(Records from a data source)
━━━━━━━━━━━━━━━━━━━━━━━━━━━━━━

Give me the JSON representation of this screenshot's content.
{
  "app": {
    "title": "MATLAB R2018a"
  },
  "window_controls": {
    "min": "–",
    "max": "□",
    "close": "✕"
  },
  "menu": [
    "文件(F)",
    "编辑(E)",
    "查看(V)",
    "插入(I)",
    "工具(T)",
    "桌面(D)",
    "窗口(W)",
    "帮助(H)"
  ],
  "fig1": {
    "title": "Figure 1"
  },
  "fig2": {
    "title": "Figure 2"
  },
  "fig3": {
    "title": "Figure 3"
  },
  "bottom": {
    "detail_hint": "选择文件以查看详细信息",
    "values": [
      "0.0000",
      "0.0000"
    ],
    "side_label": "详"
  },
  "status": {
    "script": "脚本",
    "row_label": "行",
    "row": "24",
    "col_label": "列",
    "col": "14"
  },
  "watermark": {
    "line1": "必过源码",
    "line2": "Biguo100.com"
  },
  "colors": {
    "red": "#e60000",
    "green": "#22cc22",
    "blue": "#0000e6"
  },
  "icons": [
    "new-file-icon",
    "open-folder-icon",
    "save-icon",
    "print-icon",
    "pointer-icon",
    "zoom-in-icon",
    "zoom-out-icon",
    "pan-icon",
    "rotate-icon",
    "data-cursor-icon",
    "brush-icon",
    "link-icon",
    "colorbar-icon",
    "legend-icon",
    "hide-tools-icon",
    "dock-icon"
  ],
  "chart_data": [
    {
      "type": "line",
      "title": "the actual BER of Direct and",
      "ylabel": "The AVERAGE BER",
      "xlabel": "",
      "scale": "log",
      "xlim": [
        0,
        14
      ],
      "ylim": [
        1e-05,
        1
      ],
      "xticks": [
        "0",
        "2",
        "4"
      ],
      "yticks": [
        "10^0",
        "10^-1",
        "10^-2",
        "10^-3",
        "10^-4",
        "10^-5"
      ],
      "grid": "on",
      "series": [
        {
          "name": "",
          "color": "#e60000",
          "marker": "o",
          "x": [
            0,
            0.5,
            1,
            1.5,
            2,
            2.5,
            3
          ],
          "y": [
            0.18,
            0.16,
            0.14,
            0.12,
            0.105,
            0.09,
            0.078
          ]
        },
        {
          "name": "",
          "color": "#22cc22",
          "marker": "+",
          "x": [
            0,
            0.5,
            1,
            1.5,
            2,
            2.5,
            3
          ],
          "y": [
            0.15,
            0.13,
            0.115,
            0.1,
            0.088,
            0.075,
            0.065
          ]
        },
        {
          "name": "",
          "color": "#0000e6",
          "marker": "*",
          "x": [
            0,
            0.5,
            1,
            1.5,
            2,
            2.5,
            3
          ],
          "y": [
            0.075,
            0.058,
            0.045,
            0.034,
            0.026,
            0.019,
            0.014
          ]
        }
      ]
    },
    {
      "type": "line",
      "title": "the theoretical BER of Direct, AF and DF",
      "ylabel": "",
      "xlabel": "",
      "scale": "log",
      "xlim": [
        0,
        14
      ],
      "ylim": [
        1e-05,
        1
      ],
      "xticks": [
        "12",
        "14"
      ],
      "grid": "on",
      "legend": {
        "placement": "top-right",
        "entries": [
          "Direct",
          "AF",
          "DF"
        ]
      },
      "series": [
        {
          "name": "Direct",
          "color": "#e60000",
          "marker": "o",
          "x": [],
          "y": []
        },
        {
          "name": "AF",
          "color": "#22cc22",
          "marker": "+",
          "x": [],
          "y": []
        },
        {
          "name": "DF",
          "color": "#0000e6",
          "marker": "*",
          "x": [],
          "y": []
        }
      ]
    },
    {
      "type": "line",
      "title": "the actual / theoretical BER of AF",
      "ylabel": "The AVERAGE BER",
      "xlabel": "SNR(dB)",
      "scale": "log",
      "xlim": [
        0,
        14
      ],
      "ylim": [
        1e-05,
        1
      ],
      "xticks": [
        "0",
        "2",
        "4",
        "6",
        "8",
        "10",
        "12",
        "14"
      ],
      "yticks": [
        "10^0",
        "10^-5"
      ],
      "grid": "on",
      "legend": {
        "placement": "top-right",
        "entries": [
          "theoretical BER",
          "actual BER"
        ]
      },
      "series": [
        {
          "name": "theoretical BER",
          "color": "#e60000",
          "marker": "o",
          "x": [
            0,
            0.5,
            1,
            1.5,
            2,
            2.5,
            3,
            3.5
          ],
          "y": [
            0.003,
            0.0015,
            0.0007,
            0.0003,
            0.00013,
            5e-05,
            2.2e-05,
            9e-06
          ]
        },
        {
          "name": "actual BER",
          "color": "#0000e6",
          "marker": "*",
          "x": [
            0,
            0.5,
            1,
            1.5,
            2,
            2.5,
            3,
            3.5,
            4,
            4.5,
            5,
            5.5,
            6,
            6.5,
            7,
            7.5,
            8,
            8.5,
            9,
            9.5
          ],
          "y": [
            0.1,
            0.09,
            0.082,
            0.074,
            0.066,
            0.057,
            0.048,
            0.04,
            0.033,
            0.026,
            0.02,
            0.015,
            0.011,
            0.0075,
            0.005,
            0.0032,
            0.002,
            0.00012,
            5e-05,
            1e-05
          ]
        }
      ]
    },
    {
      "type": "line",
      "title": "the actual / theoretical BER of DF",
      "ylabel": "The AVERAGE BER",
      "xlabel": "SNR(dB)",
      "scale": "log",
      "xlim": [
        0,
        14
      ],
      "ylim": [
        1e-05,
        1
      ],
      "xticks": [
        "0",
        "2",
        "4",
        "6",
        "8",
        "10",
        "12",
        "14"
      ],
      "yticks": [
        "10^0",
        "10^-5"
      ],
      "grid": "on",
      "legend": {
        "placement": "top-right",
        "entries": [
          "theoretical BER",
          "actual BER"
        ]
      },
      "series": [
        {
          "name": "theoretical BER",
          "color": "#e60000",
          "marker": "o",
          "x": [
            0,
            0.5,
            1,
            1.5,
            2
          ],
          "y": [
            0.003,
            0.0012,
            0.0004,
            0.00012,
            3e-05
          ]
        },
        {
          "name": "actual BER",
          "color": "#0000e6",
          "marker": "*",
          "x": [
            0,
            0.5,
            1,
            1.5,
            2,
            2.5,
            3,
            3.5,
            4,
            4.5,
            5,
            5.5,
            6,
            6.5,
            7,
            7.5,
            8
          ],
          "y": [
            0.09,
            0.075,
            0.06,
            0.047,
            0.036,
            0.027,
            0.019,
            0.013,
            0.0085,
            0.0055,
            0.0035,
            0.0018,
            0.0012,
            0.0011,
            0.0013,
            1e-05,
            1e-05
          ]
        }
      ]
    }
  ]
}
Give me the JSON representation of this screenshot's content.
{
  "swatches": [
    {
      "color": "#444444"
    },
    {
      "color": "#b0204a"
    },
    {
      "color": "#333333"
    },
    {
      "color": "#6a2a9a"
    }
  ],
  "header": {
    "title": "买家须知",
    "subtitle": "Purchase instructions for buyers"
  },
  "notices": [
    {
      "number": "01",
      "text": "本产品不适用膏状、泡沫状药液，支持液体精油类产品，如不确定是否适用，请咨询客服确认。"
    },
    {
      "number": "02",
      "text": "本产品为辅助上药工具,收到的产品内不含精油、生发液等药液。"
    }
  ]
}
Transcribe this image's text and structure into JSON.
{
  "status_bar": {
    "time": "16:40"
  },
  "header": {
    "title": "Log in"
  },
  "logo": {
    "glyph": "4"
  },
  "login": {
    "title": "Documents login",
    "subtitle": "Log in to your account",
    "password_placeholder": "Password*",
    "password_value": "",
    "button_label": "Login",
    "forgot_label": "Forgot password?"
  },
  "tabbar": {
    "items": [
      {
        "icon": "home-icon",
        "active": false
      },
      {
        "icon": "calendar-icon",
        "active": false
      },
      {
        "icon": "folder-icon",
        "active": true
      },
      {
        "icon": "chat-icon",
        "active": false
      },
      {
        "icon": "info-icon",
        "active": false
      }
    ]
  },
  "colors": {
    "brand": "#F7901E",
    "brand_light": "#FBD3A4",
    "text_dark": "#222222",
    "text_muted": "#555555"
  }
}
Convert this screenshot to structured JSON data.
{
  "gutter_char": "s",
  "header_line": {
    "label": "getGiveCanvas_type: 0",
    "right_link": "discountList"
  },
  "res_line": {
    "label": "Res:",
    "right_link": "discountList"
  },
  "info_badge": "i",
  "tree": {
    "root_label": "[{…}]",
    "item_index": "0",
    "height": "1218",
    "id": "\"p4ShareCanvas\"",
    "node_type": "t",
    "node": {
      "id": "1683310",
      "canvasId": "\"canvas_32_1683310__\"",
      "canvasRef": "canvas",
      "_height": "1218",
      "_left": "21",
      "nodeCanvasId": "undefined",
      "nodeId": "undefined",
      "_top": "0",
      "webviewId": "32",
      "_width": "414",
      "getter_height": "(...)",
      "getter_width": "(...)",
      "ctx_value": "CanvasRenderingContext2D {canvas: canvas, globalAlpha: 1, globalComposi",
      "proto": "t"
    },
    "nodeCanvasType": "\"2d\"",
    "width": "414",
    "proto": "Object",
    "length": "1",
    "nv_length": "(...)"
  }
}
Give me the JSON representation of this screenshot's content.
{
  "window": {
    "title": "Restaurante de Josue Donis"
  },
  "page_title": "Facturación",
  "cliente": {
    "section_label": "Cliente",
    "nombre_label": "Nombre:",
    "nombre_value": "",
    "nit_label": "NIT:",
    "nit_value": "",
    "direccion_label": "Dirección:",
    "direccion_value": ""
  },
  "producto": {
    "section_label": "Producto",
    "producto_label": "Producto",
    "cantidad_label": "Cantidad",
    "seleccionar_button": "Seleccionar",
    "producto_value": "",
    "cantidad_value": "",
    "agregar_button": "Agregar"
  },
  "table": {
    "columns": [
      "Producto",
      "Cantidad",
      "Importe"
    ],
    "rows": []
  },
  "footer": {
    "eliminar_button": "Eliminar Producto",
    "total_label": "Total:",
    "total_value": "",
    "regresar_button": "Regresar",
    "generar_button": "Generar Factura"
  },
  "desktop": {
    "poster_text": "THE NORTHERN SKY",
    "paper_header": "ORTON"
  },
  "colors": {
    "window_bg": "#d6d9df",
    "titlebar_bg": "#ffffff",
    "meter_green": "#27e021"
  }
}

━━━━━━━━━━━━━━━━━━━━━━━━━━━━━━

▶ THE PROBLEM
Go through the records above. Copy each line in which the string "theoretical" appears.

▶ WORKED SOLUTION
      "title": "the theoretical BER of Direct, AF and DF",
      "title": "the actual / theoretical BER of AF",
          "theoretical BER",
          "name": "theoretical BER",
      "title": "the actual / theoretical BER of DF",
          "theoretical BER",
          "name": "theoretical BER",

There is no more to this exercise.